• Data under study
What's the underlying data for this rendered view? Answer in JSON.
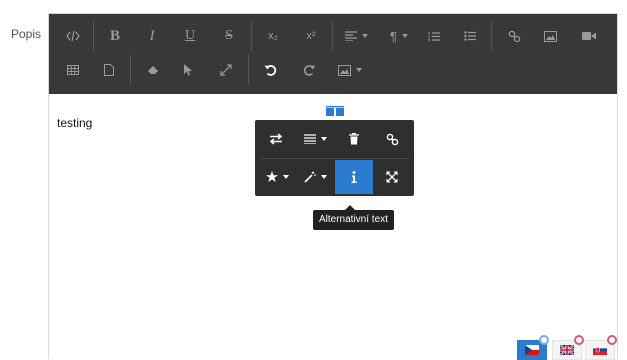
{
  "field": {
    "label": "Popis"
  },
  "toolbar": {
    "row1": [
      "code-view",
      "bold",
      "italic",
      "underline",
      "strikethrough",
      "subscript",
      "superscript",
      "paragraph-align",
      "paragraph-style",
      "ordered-list",
      "unordered-list",
      "link",
      "image",
      "video"
    ],
    "row2": [
      "table",
      "document",
      "eraser",
      "pointer",
      "fullscreen",
      "undo",
      "redo",
      "image-insert"
    ],
    "labels": {
      "bold": "B",
      "italic": "I",
      "underline": "U",
      "strike": "S",
      "sub": "x₂",
      "sup": "x²"
    }
  },
  "content": {
    "text": "testing"
  },
  "image_popover": {
    "row1": [
      "swap-image",
      "align-image",
      "delete-image",
      "link-image"
    ],
    "row2": [
      "style-image",
      "edit-image",
      "alt-text",
      "resize-image"
    ],
    "active": "alt-text"
  },
  "tooltip": {
    "text": "Alternativní text"
  },
  "languages": {
    "items": [
      {
        "code": "cs",
        "active": true
      },
      {
        "code": "en",
        "active": false
      },
      {
        "code": "sk",
        "active": false
      }
    ],
    "accent": "#2b7bd1"
  }
}
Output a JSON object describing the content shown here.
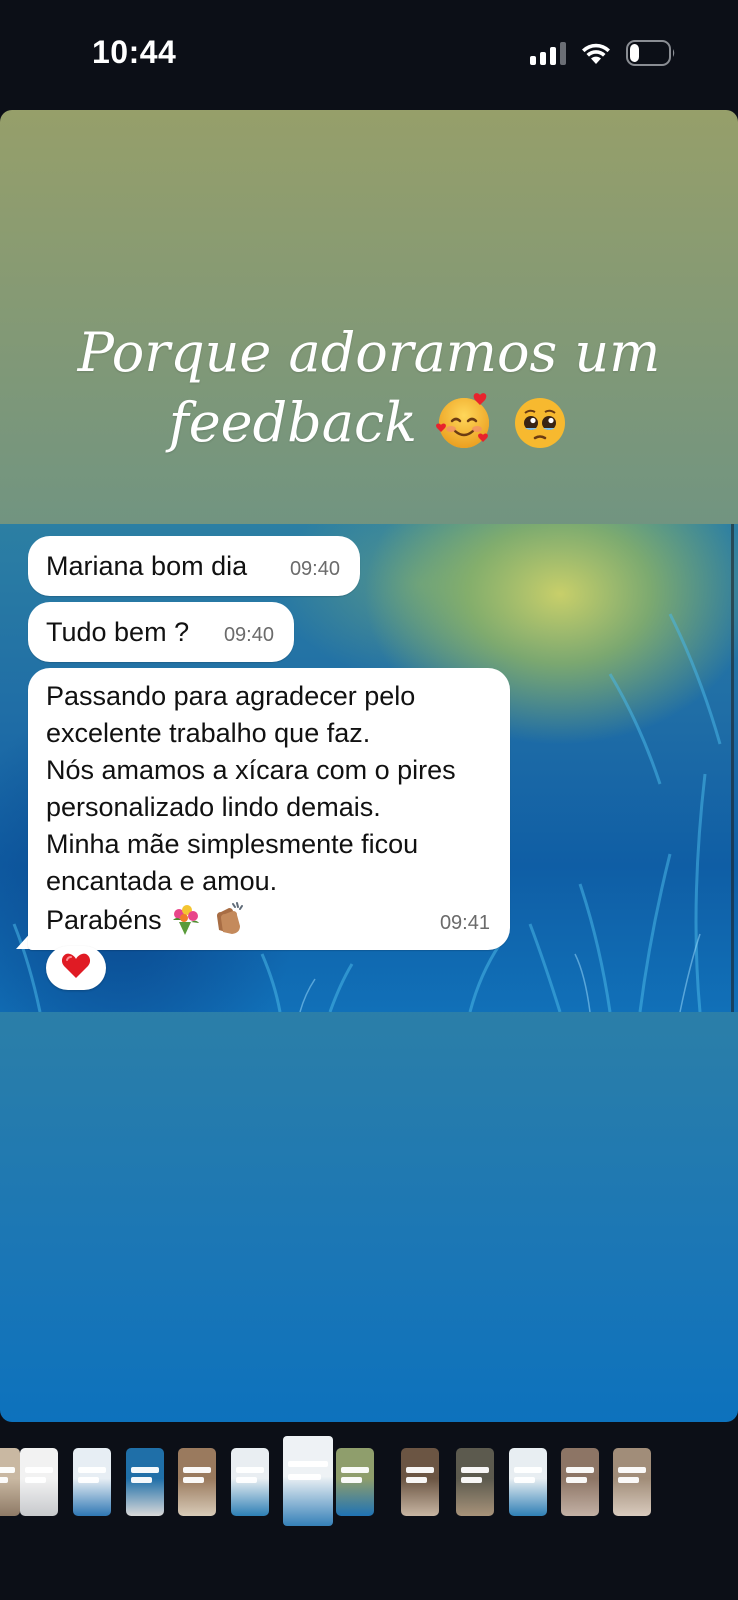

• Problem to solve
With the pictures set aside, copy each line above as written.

• Response to the task
What's the underlying data for this rendered view? Answer in JSON.
{
  "field": {
    "label": "Popis"
  },
  "toolbar": {
    "row1": [
      "code-view",
      "bold",
      "italic",
      "underline",
      "strikethrough",
      "subscript",
      "superscript",
      "paragraph-align",
      "paragraph-style",
      "ordered-list",
      "unordered-list",
      "link",
      "image",
      "video"
    ],
    "row2": [
      "table",
      "document",
      "eraser",
      "pointer",
      "fullscreen",
      "undo",
      "redo",
      "image-insert"
    ],
    "labels": {
      "bold": "B",
      "italic": "I",
      "underline": "U",
      "strike": "S",
      "sub": "x₂",
      "sup": "x²"
    }
  },
  "content": {
    "text": "testing"
  },
  "image_popover": {
    "row1": [
      "swap-image",
      "align-image",
      "delete-image",
      "link-image"
    ],
    "row2": [
      "style-image",
      "edit-image",
      "alt-text",
      "resize-image"
    ],
    "active": "alt-text"
  },
  "tooltip": {
    "text": "Alternativní text"
  },
  "languages": {
    "items": [
      {
        "code": "cs",
        "active": true
      },
      {
        "code": "en",
        "active": false
      },
      {
        "code": "sk",
        "active": false
      }
    ],
    "accent": "#2b7bd1"
  }
}
Output a JSON object describing the content shown here.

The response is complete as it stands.